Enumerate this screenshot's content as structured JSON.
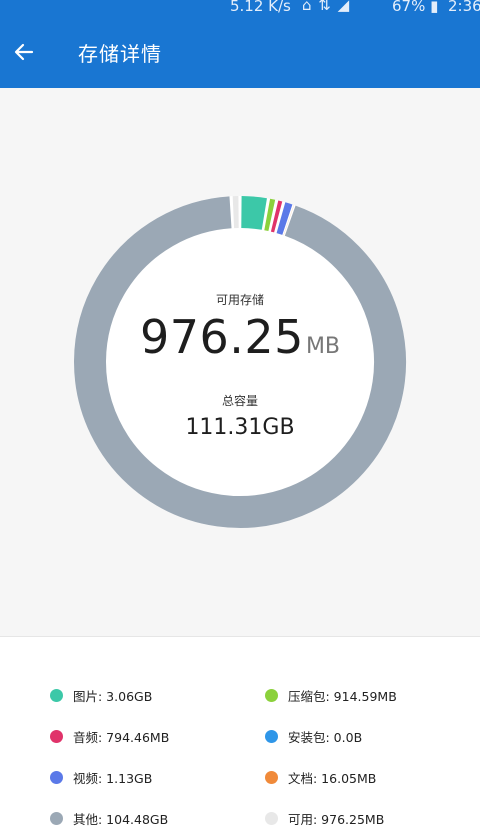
{
  "status_bar": {
    "net_speed": "5.12 K/s",
    "icons": "⌂ ⇅ ◢",
    "battery": "67% ▮",
    "time": "2:36"
  },
  "app_bar": {
    "title": "存储详情",
    "back_icon": "arrow-left-icon",
    "color": "#1976d2"
  },
  "summary": {
    "available_label": "可用存储",
    "available_value": "976.25",
    "available_unit": "MB",
    "total_label": "总容量",
    "total_value": "111.31GB"
  },
  "chart_data": {
    "type": "pie",
    "total_gb": 111.31,
    "series": [
      {
        "name": "图片",
        "value_mb": 3133.44,
        "color": "#3cc8a8"
      },
      {
        "name": "压缩包",
        "value_mb": 914.59,
        "color": "#8bd13c"
      },
      {
        "name": "音频",
        "value_mb": 794.46,
        "color": "#e0336a"
      },
      {
        "name": "安装包",
        "value_mb": 0.0,
        "color": "#2f96e8"
      },
      {
        "name": "视频",
        "value_mb": 1157.12,
        "color": "#5b79e8"
      },
      {
        "name": "文档",
        "value_mb": 16.05,
        "color": "#f08a3a"
      },
      {
        "name": "其他",
        "value_mb": 106987.52,
        "color": "#9ba8b5"
      },
      {
        "name": "可用",
        "value_mb": 976.25,
        "color": "#e8e8e8"
      }
    ]
  },
  "legend": [
    {
      "text": "图片: 3.06GB",
      "color": "#3cc8a8"
    },
    {
      "text": "压缩包: 914.59MB",
      "color": "#8bd13c"
    },
    {
      "text": "音频: 794.46MB",
      "color": "#e0336a"
    },
    {
      "text": "安装包: 0.0B",
      "color": "#2f96e8"
    },
    {
      "text": "视频: 1.13GB",
      "color": "#5b79e8"
    },
    {
      "text": "文档: 16.05MB",
      "color": "#f08a3a"
    },
    {
      "text": "其他: 104.48GB",
      "color": "#9ba8b5"
    },
    {
      "text": "可用: 976.25MB",
      "color": "#e8e8e8"
    }
  ]
}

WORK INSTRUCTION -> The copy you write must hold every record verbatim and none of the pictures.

EXERCISE ANSWER ->
Enumerate this screenshot's content as structured JSON.
{
  "status_bar": {
    "net_speed": "5.12 K/s",
    "icons": "⌂ ⇅ ◢",
    "battery": "67% ▮",
    "time": "2:36"
  },
  "app_bar": {
    "title": "存储详情",
    "back_icon": "arrow-left-icon",
    "color": "#1976d2"
  },
  "summary": {
    "available_label": "可用存储",
    "available_value": "976.25",
    "available_unit": "MB",
    "total_label": "总容量",
    "total_value": "111.31GB"
  },
  "chart_data": {
    "type": "pie",
    "total_gb": 111.31,
    "series": [
      {
        "name": "图片",
        "value_mb": 3133.44,
        "color": "#3cc8a8"
      },
      {
        "name": "压缩包",
        "value_mb": 914.59,
        "color": "#8bd13c"
      },
      {
        "name": "音频",
        "value_mb": 794.46,
        "color": "#e0336a"
      },
      {
        "name": "安装包",
        "value_mb": 0.0,
        "color": "#2f96e8"
      },
      {
        "name": "视频",
        "value_mb": 1157.12,
        "color": "#5b79e8"
      },
      {
        "name": "文档",
        "value_mb": 16.05,
        "color": "#f08a3a"
      },
      {
        "name": "其他",
        "value_mb": 106987.52,
        "color": "#9ba8b5"
      },
      {
        "name": "可用",
        "value_mb": 976.25,
        "color": "#e8e8e8"
      }
    ]
  },
  "legend": [
    {
      "text": "图片: 3.06GB",
      "color": "#3cc8a8"
    },
    {
      "text": "压缩包: 914.59MB",
      "color": "#8bd13c"
    },
    {
      "text": "音频: 794.46MB",
      "color": "#e0336a"
    },
    {
      "text": "安装包: 0.0B",
      "color": "#2f96e8"
    },
    {
      "text": "视频: 1.13GB",
      "color": "#5b79e8"
    },
    {
      "text": "文档: 16.05MB",
      "color": "#f08a3a"
    },
    {
      "text": "其他: 104.48GB",
      "color": "#9ba8b5"
    },
    {
      "text": "可用: 976.25MB",
      "color": "#e8e8e8"
    }
  ]
}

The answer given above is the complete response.